--- Task to carry out ---
If a line in the records below holds the word "keyboard", copy it.

--- Data under study ---
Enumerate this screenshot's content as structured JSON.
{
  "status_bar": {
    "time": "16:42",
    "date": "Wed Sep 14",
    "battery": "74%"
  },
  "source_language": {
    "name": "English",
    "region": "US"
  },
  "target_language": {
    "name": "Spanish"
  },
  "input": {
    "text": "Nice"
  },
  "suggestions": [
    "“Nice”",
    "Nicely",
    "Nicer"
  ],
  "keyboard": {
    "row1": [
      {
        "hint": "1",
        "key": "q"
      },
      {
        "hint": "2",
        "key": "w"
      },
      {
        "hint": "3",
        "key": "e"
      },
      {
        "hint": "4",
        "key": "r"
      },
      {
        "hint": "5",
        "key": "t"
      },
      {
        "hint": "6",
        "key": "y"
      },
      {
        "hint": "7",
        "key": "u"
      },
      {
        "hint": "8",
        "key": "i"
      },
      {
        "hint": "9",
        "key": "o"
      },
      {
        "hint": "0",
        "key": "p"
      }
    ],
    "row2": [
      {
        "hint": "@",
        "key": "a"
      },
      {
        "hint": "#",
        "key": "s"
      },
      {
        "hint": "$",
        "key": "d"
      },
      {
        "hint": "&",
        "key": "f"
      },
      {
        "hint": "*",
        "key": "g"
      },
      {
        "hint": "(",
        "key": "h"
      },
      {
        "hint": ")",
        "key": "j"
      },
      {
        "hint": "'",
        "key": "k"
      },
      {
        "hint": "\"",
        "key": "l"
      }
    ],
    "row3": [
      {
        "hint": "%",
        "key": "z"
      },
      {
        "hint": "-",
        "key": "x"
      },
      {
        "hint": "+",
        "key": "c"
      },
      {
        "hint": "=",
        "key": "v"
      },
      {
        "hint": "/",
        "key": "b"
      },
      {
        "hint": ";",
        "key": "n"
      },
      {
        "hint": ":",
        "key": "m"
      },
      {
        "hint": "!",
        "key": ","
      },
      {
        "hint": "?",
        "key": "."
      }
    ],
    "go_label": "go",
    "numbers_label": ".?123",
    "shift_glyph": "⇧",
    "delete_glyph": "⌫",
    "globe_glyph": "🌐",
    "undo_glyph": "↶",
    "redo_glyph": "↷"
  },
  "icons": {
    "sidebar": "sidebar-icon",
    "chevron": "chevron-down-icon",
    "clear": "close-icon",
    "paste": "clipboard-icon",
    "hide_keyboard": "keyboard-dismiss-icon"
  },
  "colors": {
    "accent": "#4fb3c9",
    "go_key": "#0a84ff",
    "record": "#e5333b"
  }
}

--- Task result ---
  "keyboard": {
    "hide_keyboard": "keyboard-dismiss-icon"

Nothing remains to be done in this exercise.